What is being asked ->
In the records below, find each line with "icon" and copy it.

════════

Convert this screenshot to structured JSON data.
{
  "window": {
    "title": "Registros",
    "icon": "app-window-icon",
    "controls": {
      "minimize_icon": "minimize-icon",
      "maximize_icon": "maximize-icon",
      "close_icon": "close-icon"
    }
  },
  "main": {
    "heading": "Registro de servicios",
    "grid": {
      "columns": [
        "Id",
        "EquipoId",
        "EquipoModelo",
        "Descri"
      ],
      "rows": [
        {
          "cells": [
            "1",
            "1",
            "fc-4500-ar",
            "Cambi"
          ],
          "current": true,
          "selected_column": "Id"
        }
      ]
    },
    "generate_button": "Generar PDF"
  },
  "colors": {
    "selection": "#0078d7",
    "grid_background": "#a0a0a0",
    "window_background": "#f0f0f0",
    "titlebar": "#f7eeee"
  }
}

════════

Result for this task ->
    "icon": "app-window-icon",
      "minimize_icon": "minimize-icon",
      "maximize_icon": "maximize-icon",
      "close_icon": "close-icon"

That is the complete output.